## Requirement
With pictures omitted, the line containing "What's the underlying" and all later lines of the records below are to be restated word for word.

## Source material
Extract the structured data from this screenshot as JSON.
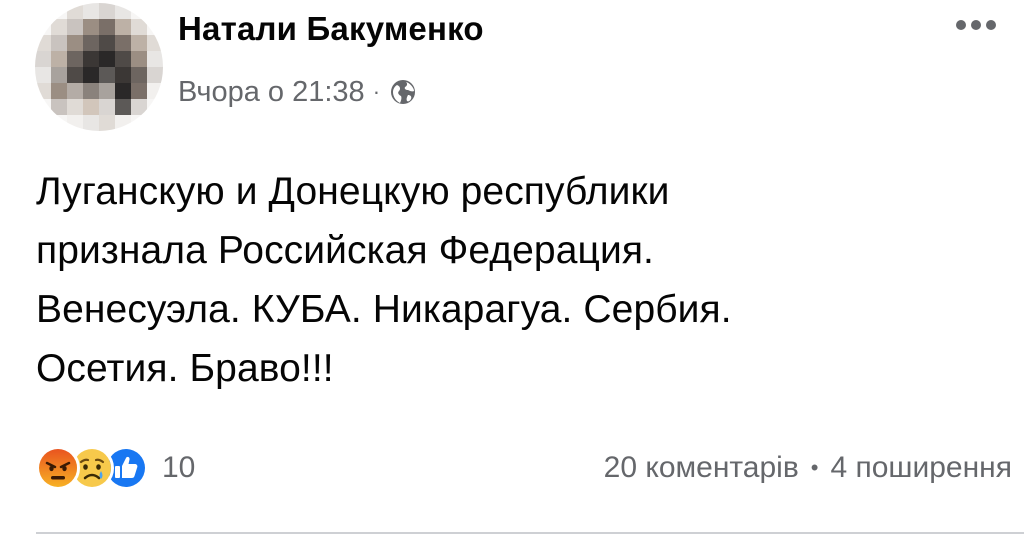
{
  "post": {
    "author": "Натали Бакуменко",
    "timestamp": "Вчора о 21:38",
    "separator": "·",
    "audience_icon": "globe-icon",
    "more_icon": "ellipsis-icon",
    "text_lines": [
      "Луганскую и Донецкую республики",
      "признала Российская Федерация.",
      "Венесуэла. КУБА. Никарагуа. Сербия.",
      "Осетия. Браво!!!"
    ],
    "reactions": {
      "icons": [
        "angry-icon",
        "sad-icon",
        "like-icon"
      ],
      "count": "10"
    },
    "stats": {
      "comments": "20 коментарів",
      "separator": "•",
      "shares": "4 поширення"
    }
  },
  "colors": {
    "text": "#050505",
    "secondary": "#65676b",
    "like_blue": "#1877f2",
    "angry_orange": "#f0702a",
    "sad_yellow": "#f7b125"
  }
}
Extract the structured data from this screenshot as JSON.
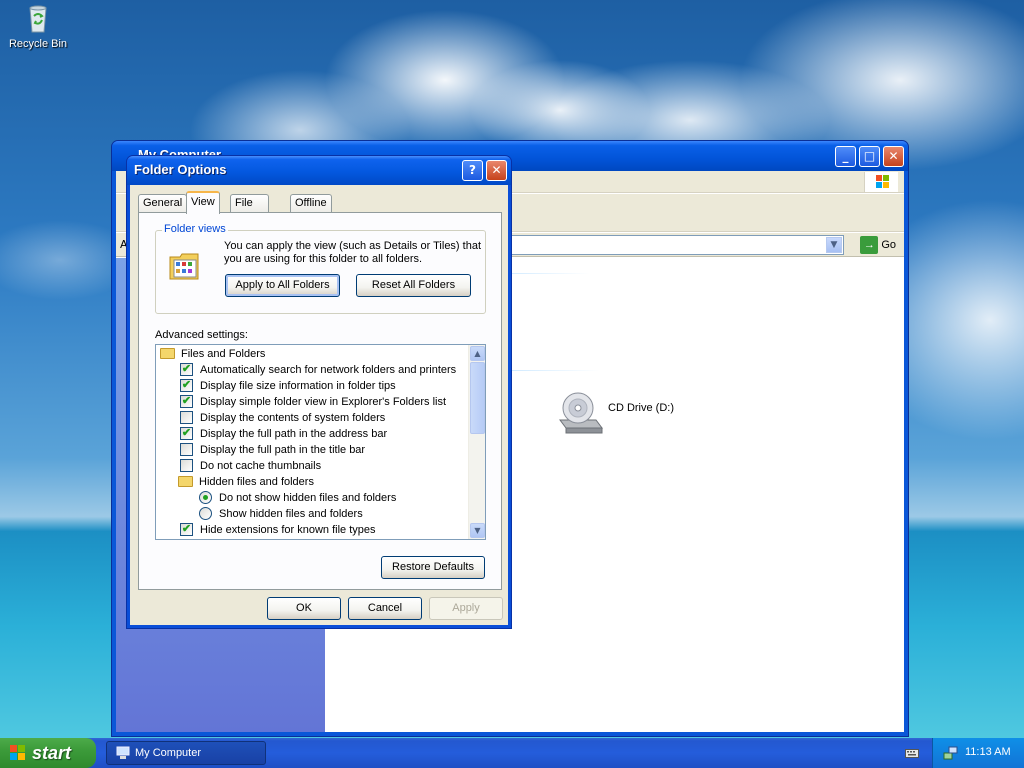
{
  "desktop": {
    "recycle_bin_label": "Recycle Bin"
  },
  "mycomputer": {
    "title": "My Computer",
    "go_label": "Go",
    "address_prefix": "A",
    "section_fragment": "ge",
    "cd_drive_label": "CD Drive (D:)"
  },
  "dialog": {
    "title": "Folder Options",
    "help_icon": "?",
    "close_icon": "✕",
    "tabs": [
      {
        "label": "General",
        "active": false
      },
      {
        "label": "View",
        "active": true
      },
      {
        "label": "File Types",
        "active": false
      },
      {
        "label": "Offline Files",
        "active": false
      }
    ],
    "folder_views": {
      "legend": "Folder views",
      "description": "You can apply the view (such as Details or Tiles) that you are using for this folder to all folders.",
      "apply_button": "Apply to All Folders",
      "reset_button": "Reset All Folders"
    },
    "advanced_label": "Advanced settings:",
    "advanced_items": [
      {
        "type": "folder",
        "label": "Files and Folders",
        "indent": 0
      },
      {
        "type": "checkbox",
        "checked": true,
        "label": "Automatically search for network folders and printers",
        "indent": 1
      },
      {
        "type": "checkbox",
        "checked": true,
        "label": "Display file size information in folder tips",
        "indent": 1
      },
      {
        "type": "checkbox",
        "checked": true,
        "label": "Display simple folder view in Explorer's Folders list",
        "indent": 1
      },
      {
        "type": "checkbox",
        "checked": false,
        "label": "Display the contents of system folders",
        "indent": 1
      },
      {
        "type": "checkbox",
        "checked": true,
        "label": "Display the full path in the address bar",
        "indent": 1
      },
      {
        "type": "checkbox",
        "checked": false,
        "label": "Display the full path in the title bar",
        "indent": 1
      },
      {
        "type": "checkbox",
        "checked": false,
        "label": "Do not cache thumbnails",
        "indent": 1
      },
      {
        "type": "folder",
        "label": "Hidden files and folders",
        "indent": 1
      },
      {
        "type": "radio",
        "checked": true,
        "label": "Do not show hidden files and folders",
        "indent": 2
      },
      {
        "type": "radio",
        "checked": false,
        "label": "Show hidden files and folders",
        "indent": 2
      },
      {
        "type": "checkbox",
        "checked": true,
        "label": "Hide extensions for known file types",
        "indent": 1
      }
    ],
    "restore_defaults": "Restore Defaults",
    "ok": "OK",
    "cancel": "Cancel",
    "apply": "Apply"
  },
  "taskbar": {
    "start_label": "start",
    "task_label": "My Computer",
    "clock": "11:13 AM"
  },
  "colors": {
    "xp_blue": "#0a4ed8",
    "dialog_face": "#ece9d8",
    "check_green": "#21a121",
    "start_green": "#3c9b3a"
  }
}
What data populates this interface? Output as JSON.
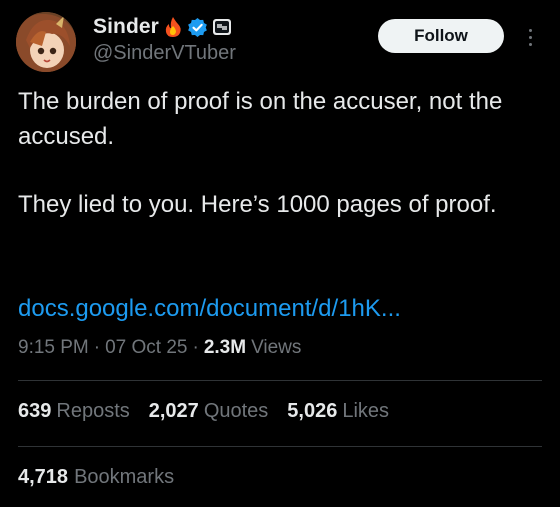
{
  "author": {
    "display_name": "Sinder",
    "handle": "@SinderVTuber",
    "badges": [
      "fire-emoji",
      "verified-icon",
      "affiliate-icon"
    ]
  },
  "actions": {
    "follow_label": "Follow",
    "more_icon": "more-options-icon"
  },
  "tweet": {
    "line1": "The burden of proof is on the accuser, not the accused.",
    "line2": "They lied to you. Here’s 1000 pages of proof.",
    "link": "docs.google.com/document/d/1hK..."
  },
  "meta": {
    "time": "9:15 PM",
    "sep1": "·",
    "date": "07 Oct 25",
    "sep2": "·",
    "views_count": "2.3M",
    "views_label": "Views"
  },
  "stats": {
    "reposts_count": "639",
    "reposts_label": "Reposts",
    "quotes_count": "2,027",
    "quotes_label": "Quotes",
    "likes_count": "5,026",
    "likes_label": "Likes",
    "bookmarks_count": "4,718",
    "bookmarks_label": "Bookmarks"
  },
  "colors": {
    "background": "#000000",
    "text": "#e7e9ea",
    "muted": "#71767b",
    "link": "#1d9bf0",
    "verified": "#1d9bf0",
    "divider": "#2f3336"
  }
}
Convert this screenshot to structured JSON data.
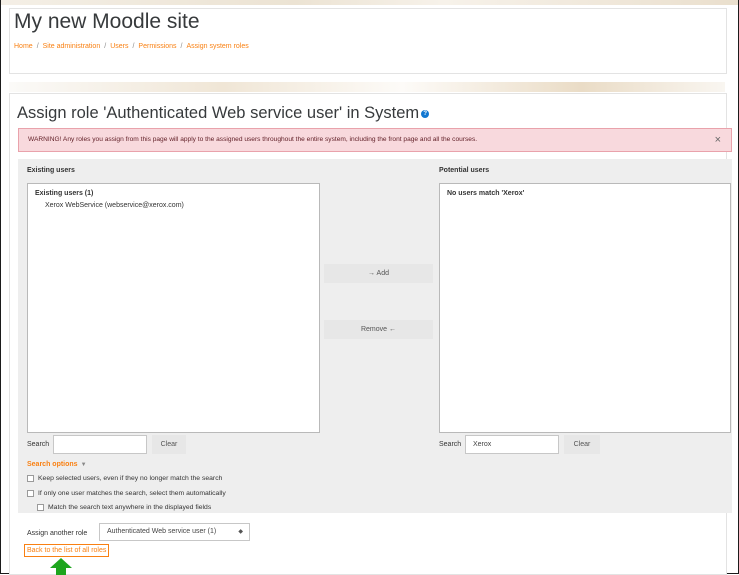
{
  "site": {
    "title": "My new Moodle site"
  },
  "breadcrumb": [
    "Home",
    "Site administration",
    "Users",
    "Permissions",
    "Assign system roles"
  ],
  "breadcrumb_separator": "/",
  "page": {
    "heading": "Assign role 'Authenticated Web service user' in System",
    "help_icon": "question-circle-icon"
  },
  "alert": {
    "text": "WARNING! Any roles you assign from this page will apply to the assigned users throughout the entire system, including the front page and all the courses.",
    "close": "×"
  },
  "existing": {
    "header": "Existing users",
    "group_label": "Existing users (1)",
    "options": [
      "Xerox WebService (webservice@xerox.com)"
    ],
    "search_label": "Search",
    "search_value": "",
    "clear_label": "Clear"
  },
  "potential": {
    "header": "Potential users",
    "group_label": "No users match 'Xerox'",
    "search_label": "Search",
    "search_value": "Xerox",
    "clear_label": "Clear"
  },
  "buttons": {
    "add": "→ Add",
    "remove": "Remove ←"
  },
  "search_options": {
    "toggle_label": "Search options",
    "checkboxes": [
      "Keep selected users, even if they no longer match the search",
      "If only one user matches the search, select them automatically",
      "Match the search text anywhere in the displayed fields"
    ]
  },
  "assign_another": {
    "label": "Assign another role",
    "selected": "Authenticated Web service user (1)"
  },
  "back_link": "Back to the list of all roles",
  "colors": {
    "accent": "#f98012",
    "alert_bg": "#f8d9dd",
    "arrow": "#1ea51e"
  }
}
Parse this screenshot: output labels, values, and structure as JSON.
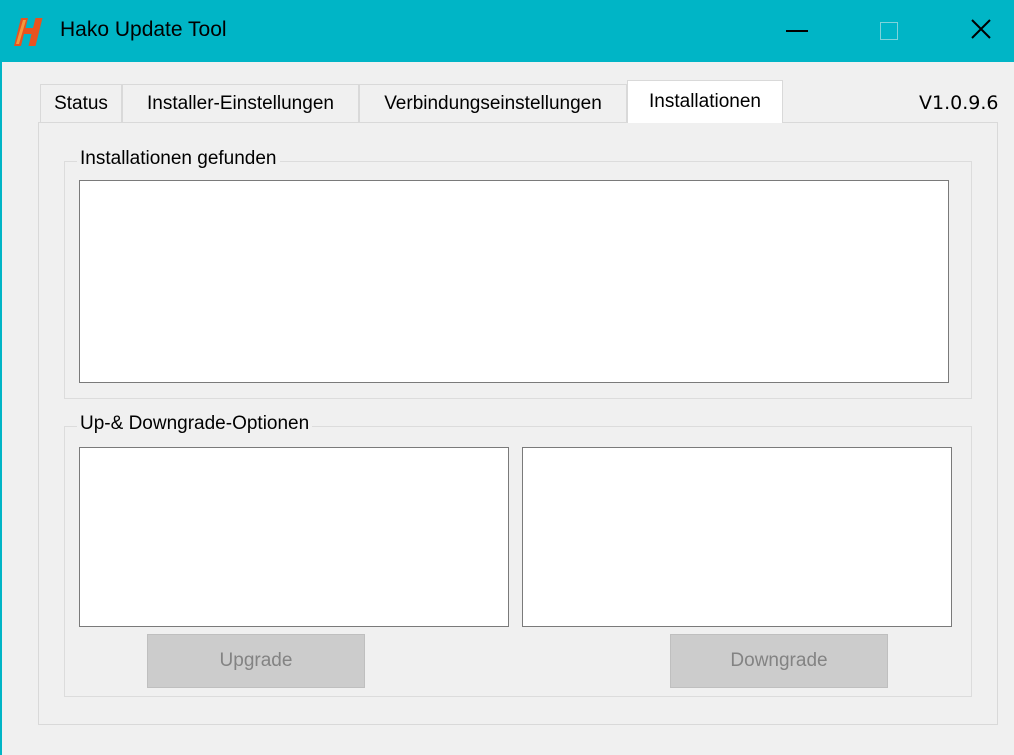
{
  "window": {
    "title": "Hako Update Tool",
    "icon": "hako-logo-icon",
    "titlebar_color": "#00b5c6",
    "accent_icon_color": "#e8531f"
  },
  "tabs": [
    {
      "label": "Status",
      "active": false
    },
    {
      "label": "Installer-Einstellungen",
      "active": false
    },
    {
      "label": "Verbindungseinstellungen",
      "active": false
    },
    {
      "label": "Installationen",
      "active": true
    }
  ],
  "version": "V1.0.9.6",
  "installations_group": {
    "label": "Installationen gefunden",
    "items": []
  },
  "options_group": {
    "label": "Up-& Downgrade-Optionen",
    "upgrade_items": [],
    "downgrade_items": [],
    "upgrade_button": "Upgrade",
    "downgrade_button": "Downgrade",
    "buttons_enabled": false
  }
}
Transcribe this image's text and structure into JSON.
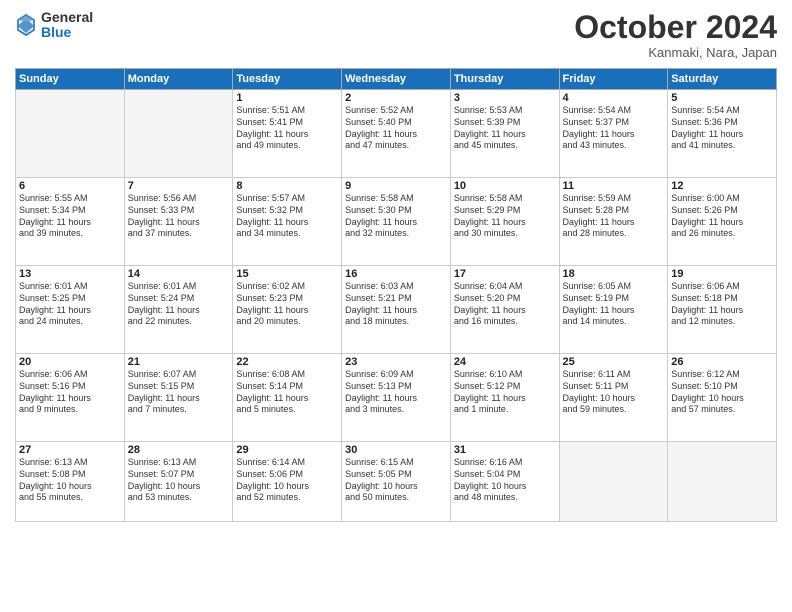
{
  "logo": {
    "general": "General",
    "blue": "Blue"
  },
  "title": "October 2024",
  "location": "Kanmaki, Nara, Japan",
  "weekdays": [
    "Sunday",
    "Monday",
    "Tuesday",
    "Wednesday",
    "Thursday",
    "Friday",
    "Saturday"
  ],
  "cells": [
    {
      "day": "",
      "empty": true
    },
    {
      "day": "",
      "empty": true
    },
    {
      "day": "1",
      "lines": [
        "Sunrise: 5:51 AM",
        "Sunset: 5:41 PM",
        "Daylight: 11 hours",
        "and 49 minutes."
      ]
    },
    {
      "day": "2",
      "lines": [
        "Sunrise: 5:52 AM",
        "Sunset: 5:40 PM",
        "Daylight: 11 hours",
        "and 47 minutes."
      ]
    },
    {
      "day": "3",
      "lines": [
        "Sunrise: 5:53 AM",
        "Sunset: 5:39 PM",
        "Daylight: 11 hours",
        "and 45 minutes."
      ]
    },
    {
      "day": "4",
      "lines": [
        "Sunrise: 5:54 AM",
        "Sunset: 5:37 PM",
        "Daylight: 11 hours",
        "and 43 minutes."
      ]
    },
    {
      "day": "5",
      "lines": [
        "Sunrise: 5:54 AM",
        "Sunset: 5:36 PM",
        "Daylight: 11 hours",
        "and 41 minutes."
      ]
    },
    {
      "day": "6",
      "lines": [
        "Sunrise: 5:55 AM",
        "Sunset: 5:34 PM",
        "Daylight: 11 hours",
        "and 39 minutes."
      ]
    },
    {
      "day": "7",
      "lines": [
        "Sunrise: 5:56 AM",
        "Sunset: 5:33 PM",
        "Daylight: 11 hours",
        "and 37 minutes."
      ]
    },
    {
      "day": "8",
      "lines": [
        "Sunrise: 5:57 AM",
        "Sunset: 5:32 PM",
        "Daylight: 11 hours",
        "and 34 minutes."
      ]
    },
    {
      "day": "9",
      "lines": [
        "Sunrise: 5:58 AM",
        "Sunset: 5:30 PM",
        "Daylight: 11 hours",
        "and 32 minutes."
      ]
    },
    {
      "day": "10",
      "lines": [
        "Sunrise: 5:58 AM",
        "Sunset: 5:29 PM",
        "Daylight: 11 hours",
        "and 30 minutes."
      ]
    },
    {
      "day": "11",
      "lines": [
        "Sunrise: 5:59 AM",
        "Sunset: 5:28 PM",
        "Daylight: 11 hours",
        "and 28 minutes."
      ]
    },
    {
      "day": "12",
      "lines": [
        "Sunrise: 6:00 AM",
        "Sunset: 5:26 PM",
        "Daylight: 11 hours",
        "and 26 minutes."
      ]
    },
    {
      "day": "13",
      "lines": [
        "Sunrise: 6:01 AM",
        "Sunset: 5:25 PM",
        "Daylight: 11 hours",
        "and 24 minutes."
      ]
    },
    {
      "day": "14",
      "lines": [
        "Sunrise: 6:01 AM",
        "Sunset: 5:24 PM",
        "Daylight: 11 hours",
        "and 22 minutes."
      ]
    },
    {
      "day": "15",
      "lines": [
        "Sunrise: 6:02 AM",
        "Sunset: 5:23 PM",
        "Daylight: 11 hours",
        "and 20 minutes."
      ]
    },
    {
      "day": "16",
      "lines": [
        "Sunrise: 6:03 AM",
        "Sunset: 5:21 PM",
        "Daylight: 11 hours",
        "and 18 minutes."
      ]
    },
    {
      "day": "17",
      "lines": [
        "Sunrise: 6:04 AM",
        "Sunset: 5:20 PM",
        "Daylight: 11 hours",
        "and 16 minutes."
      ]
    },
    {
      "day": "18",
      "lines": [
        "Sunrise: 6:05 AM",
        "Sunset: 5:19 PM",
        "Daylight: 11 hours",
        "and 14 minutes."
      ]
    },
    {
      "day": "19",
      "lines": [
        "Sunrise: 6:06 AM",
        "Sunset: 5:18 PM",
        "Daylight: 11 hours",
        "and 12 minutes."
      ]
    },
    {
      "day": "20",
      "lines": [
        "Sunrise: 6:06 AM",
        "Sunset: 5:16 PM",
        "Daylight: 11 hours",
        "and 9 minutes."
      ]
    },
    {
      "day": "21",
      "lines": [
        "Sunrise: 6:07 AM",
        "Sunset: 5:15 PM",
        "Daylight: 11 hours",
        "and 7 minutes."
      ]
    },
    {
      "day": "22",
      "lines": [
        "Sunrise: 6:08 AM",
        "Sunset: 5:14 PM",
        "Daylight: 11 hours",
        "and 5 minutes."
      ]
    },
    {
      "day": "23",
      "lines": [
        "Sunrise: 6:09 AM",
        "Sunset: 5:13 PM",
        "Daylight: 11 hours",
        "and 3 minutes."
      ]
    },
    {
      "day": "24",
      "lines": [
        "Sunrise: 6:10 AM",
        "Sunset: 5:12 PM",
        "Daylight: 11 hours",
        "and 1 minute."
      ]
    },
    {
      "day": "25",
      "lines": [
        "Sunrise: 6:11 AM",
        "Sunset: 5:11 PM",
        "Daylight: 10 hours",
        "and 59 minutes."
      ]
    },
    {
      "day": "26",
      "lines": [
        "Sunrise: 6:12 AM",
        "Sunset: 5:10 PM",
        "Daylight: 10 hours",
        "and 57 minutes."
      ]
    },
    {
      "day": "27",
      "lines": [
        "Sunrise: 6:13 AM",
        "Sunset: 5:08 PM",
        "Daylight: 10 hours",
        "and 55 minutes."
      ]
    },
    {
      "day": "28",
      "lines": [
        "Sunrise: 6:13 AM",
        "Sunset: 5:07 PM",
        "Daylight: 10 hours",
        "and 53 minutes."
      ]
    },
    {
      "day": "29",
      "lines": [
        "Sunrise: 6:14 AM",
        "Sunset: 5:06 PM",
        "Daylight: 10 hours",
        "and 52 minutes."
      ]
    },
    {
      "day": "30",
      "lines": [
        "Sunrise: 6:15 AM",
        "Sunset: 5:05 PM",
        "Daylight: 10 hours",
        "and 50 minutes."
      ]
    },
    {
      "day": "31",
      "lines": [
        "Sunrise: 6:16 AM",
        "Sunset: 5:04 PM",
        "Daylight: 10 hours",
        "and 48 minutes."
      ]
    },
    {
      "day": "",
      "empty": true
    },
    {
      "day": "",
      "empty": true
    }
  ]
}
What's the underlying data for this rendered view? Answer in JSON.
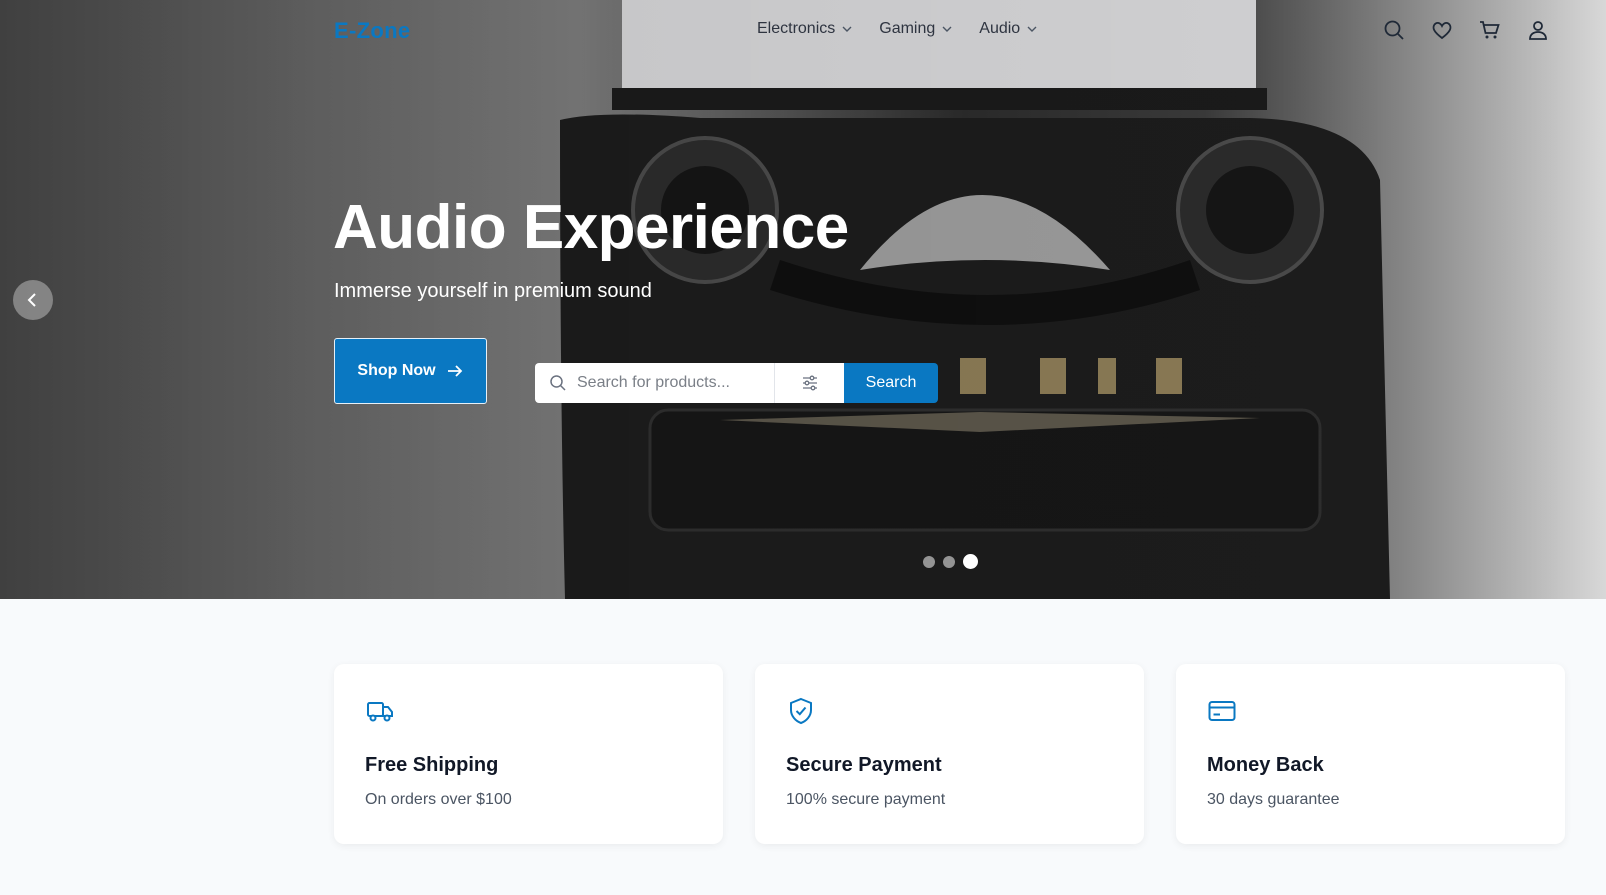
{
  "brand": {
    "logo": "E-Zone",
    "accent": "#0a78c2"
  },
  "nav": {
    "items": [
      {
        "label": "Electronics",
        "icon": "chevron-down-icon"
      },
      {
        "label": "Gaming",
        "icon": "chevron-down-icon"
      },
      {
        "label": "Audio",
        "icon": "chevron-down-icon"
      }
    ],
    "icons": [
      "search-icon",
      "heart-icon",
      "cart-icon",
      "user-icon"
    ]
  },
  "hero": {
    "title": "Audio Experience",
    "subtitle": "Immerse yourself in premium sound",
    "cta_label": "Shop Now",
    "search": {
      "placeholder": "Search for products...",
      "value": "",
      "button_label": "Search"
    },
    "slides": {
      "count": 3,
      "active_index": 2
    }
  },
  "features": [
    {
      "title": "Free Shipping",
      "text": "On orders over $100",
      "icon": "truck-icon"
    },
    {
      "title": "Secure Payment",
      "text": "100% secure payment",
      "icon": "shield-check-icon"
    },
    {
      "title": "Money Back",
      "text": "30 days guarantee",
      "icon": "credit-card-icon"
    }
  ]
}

## Answer section
What's the underlying data for this rendered view? Answer in JSON.
{
  "brand": {
    "logo": "E-Zone",
    "accent": "#0a78c2"
  },
  "nav": {
    "items": [
      {
        "label": "Electronics",
        "icon": "chevron-down-icon"
      },
      {
        "label": "Gaming",
        "icon": "chevron-down-icon"
      },
      {
        "label": "Audio",
        "icon": "chevron-down-icon"
      }
    ],
    "icons": [
      "search-icon",
      "heart-icon",
      "cart-icon",
      "user-icon"
    ]
  },
  "hero": {
    "title": "Audio Experience",
    "subtitle": "Immerse yourself in premium sound",
    "cta_label": "Shop Now",
    "search": {
      "placeholder": "Search for products...",
      "value": "",
      "button_label": "Search"
    },
    "slides": {
      "count": 3,
      "active_index": 2
    }
  },
  "features": [
    {
      "title": "Free Shipping",
      "text": "On orders over $100",
      "icon": "truck-icon"
    },
    {
      "title": "Secure Payment",
      "text": "100% secure payment",
      "icon": "shield-check-icon"
    },
    {
      "title": "Money Back",
      "text": "30 days guarantee",
      "icon": "credit-card-icon"
    }
  ]
}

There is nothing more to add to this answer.